Hydrogenated oils are produced by the reaction of unsaturated fats with hydrogen to produce a more shelf-stable product. Paul Sabatier accomplished this in 1899, inspired by the already-known ability of highly valuable metals like platinum and palladium to catalyze such hydrogenations. The twist was that he decided to investigate their lighter (and much more available and inexpensive) group-10 member, nickel.
Sabatier was able to develop a reaction in which freshly produced nickel metal promoted the addition of hydrogen to oils, providing a means of mass-producing edible fats that would last much longer in storage than the original oils themselves.
Platinum’s Catalytic Powers

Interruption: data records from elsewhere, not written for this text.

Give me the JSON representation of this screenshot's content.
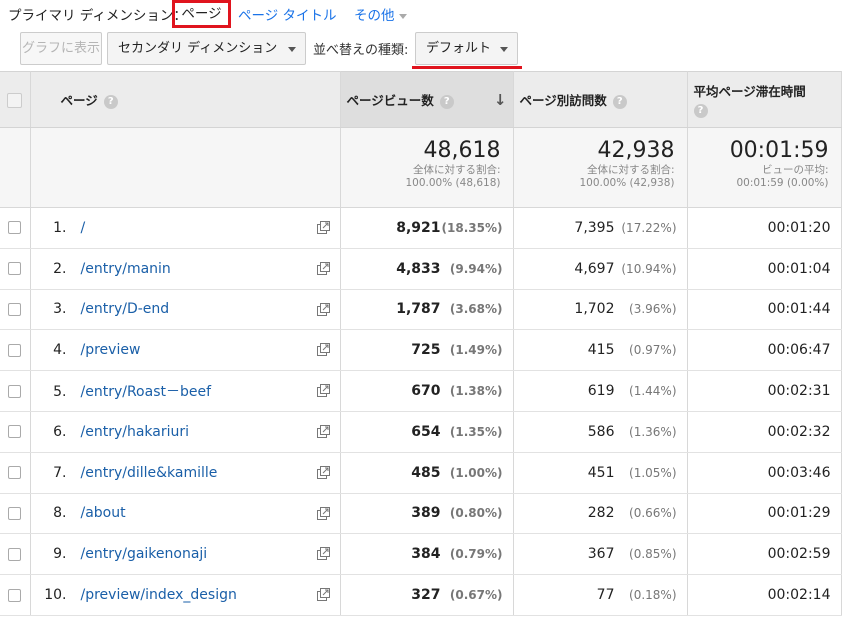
{
  "dimension_bar": {
    "label": "プライマリ ディメンション：",
    "active": "ページ",
    "links": [
      "ページ タイトル",
      "その他"
    ]
  },
  "toolbar": {
    "graph_button": "グラフに表示",
    "secondary_dimension": "セカンダリ ディメンション",
    "sort_label": "並べ替えの種類:",
    "sort_value": "デフォルト"
  },
  "table": {
    "headers": {
      "page": "ページ",
      "pageviews": "ページビュー数",
      "unique_pageviews": "ページ別訪問数",
      "avg_time": "平均ページ滞在時間"
    },
    "summary": {
      "pageviews": {
        "value": "48,618",
        "line1": "全体に対する割合:",
        "line2": "100.00% (48,618)"
      },
      "unique_pageviews": {
        "value": "42,938",
        "line1": "全体に対する割合:",
        "line2": "100.00% (42,938)"
      },
      "avg_time": {
        "value": "00:01:59",
        "line1": "ビューの平均:",
        "line2": "00:01:59 (0.00%)"
      }
    },
    "rows": [
      {
        "num": "1.",
        "page": "/",
        "pv": "8,921",
        "pv_pct": "(18.35%)",
        "upv": "7,395",
        "upv_pct": "(17.22%)",
        "time": "00:01:20"
      },
      {
        "num": "2.",
        "page": "/entry/manin",
        "pv": "4,833",
        "pv_pct": "(9.94%)",
        "upv": "4,697",
        "upv_pct": "(10.94%)",
        "time": "00:01:04"
      },
      {
        "num": "3.",
        "page": "/entry/D-end",
        "pv": "1,787",
        "pv_pct": "(3.68%)",
        "upv": "1,702",
        "upv_pct": "(3.96%)",
        "time": "00:01:44"
      },
      {
        "num": "4.",
        "page": "/preview",
        "pv": "725",
        "pv_pct": "(1.49%)",
        "upv": "415",
        "upv_pct": "(0.97%)",
        "time": "00:06:47"
      },
      {
        "num": "5.",
        "page": "/entry/Roast－beef",
        "pv": "670",
        "pv_pct": "(1.38%)",
        "upv": "619",
        "upv_pct": "(1.44%)",
        "time": "00:02:31"
      },
      {
        "num": "6.",
        "page": "/entry/hakariuri",
        "pv": "654",
        "pv_pct": "(1.35%)",
        "upv": "586",
        "upv_pct": "(1.36%)",
        "time": "00:02:32"
      },
      {
        "num": "7.",
        "page": "/entry/dille&kamille",
        "pv": "485",
        "pv_pct": "(1.00%)",
        "upv": "451",
        "upv_pct": "(1.05%)",
        "time": "00:03:46"
      },
      {
        "num": "8.",
        "page": "/about",
        "pv": "389",
        "pv_pct": "(0.80%)",
        "upv": "282",
        "upv_pct": "(0.66%)",
        "time": "00:01:29"
      },
      {
        "num": "9.",
        "page": "/entry/gaikenonaji",
        "pv": "384",
        "pv_pct": "(0.79%)",
        "upv": "367",
        "upv_pct": "(0.85%)",
        "time": "00:02:59"
      },
      {
        "num": "10.",
        "page": "/preview/index_design",
        "pv": "327",
        "pv_pct": "(0.67%)",
        "upv": "77",
        "upv_pct": "(0.18%)",
        "time": "00:02:14"
      }
    ]
  },
  "icons": {
    "help": "help-icon",
    "sort": "sort-down-arrow-icon",
    "external": "open-in-new-window-icon"
  },
  "colors": {
    "accent_red": "#e0141e",
    "link_blue": "#1a73e8"
  }
}
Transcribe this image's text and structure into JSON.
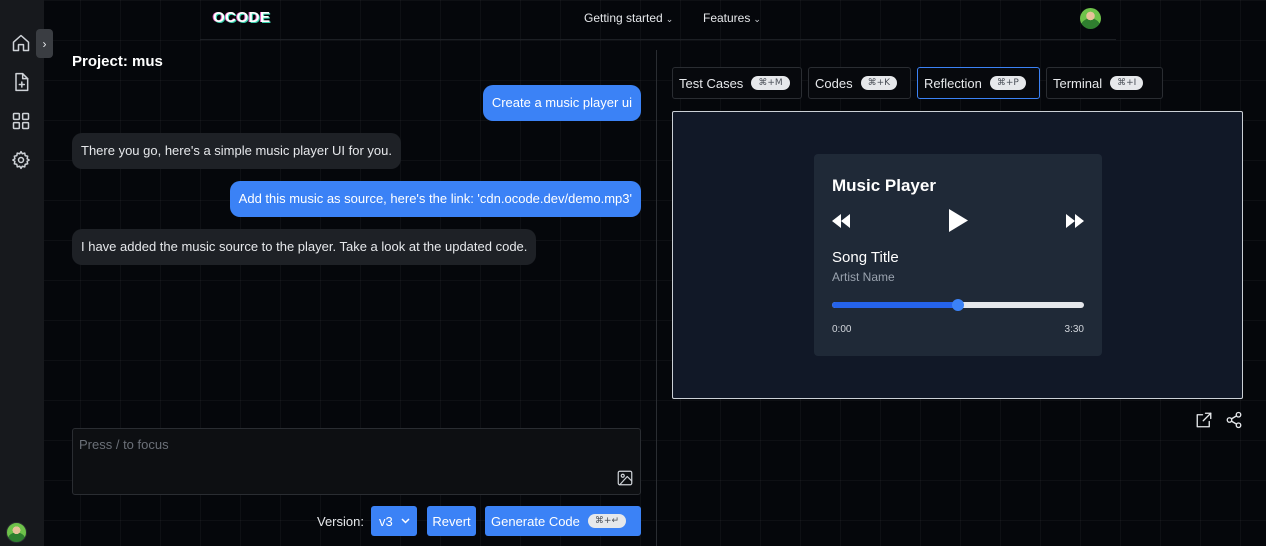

But probably nowhere has the catalytic power of the actual platinum group metals been more influential in the past century than in the automotive industry.
Fuel chemistry can be complicated, and the exact chemical composition of a motor fuel such as gasoline or diesel fuel can profoundly impact fuel performance and cleanliness when used. The American chemist, Vladimir Haensel, knew this, and he also knew, as many others in the field did, that platinum’s catalytic powers seemed to know no bounds.
At that time, it was already well-known that platinum had the ability to alter the chemical composition of hydrocarbons in petroleum products as part of a process called, reforming. However, most balked at the remarkably high cost of platinum. How could such an expensive metal ever be part of a cost-effective means of refining petroleum?
Clearly, Haensel understood two important things:
First, that platinum’s effect was catalytic—that the platinum itself would not be consumed in any process it promoted. Secondly, the catalysis took place only at the very surface of the metal. The key was using as little of this expensive stuff as possible.
Thus, Haensel went about developing highly dispersed platinum coatings on tough, inexpensive support materials like alumina. In doing so, he created a solid material that had the same catalytic power as a pure platinum ingot with similar surface area, but at a vast fraction of the cost.
Hence, platinum group metals contribute to the quality of the fuel that goes into our car. But they also contribute to the quality of what comes out the other end.
Protecting the Environment
Since the mid-1970s, practically every vehicle produced in America, and many around the world, has been putting a small sample of some of the most expensive metals on earth in its tailpipe. Finely dispersed platinum group metal coatings, on heat-resistant supports, are placed in a small box, just before the exhaust exits the system.
This made it possible to harness the catalytic power of platinum—and later, palladium and rhodium—ensuring that the gaseous by-products of combustion are completely oxidized to less harmful compounds before they leave the automobile.
Precious metals helping protect the environment, while not being used up in the process. What’s not to like?
Common Questions about the ‘Platinum Group’ Elements
The term noble metals is akin to noble gases, in that both groups are resistant to combining chemically with other elements.
Like the elements of the Iron Triad, the metals of the platinum group cluster together, not only in the periodic table, but also in nature.
Platinum has the ability to alter the chemical composition of hydrocarbons in petroleum products as part of a process called reforming.